For a long while, Etain was unable to sleep that night, and so she listened to the regular footsteps down the hall, acolytes and priests walking lonely shifts. She thought she smelled sweet herbs similar to what had been burned during the gods test, but she could not be certain. Eventually, Etain drifted off to sleep, and was startled out of her doze by a knock on her door the next morning as all the teenagers were roused for breakfast and morning devotions. They all knelt in the great hall together as the bells rang out over the city, Etain counting her peers through lowered lashes as she spoke the names of the gods. There were still thirty five left in the hall, no one had been chosen by a god in the night. Not a few of her friends had dark circles under their eyes it seemed that none of them had slept well in the unfamiliar circumstances. The lessons prescribed by the priests began with the basics that each of them had learned with their respective guilds and families- the history of the realm and the city, and the foundation of each god's favored guild. After a simple midday meal, as promised, they were allowed to do what they wanted with themselves. Etain and Rance found themselves engaged in a game of chess, the two friends desperate for something familiar with which to distract themselves.

"Check" Etain threatened, moving her rook into place.

Rance chuckled and easily took her rook with a knight that Etain had forgotten was even on the board. "Think again."

Etain growled under her breath, and was quickly outmaneuvered by Rance's remaining pieces. Eventually, Rance let out a triumphal, "checkmate!"

Glancing around desperately for a way out of the situation, Etain saw none and, acknowledging her defeat, tipped her king over onto the board. Rance's gleeful smile faded, and he looked at Etain curiously.

"You should have completely dominated me there after that early check, Etain. Is something wrong?"

Sighing, she shook her head, bringing her feet up onto the chair and wrapping her arms around her knees.

"Yes there is, chickadee. Don't lie to me, you know I can tell."

"It's just all so strange here.
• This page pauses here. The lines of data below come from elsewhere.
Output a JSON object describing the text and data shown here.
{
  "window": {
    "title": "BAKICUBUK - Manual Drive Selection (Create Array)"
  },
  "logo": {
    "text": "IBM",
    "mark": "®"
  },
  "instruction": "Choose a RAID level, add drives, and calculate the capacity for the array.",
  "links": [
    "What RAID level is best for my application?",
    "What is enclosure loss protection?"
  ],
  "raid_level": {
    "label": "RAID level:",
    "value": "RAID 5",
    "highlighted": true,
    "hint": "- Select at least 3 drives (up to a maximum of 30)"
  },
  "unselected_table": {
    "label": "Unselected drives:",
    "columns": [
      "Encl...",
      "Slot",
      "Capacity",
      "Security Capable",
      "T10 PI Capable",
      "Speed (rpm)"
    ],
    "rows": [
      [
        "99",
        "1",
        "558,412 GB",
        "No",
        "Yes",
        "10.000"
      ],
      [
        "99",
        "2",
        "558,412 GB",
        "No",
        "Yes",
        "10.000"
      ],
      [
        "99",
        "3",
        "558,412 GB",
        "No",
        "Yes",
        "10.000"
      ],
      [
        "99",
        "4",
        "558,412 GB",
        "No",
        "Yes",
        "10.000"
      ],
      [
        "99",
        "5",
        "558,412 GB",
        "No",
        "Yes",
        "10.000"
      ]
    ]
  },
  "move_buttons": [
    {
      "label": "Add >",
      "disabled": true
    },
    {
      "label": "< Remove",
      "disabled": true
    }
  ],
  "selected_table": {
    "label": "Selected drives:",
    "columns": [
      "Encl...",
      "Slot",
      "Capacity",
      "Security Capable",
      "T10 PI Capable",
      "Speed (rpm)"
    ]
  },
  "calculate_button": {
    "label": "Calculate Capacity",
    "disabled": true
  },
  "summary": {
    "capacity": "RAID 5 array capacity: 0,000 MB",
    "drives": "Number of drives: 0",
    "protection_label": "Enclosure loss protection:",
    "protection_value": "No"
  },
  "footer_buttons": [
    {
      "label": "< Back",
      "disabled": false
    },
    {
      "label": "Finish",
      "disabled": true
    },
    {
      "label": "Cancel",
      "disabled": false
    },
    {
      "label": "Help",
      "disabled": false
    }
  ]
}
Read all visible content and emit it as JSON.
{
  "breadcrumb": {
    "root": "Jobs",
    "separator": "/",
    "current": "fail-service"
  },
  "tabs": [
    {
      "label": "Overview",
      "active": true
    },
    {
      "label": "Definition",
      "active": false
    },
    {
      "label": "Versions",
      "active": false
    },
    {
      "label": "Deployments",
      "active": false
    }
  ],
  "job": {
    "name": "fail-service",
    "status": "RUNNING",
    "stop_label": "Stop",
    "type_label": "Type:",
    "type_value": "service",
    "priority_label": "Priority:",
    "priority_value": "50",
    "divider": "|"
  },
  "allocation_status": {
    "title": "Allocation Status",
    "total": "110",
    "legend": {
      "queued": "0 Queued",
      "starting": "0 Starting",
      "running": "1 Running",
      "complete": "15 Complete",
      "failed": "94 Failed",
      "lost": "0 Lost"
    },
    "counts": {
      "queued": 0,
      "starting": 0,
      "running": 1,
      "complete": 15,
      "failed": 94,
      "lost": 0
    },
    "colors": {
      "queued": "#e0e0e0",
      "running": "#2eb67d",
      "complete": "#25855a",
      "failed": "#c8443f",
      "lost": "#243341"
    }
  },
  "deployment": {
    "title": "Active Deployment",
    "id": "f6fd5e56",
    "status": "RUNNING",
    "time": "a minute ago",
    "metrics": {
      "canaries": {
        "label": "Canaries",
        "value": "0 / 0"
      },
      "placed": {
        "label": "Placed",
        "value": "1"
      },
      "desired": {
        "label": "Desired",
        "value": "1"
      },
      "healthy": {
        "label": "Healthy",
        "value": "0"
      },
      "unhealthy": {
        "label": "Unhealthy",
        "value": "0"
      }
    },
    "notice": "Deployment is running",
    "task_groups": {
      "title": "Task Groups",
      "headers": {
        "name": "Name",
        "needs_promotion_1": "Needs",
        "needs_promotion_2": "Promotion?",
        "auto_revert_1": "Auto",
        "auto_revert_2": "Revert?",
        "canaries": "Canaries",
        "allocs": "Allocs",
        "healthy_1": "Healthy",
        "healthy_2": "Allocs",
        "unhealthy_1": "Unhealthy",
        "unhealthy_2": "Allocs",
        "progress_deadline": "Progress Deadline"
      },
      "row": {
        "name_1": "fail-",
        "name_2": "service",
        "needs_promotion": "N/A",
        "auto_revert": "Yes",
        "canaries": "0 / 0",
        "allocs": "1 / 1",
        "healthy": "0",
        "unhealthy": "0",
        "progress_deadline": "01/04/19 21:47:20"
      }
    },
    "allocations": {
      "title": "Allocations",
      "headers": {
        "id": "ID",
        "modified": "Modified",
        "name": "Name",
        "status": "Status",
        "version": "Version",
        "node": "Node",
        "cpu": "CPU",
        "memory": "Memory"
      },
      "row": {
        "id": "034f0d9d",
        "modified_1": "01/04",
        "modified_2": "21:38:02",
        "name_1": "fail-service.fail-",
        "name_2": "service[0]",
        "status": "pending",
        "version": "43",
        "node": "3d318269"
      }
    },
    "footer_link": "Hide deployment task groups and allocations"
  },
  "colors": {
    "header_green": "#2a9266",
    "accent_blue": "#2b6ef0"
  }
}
Everything is so different from home- some of it is in a good way, but I don't even know why I'm here. I passed some sort of test and I don't even know what I did or how I did it, and now I'm at the whim of whichever god wants me!" Etain laid her head on her knees, tears welling in her eyes.

Rance put two fingers under her chin and made Etain look into his eyes. "You're here because you are something special. Do not ever stop believing it. I know it sounds corny, but it's the truth."

Etain couldn't stop her giggles, and she swatted at Rance's hand. "You're just playing me like you do with all the girls. Don't think I don't know your patterns, Rance Nantale."

Still, Etain's mood was lightened, and she and Rance continued playing chess until the evening bell that called them to their devotions and dinner. Going to bed that night, Etain resolved to herself that she would not dedicate the offerings she burned any longer, she would leave it to the whim of the gods. If they wanted her, they could call her. As the incense burned out, Etain's head touched the pillow, and she was asleep.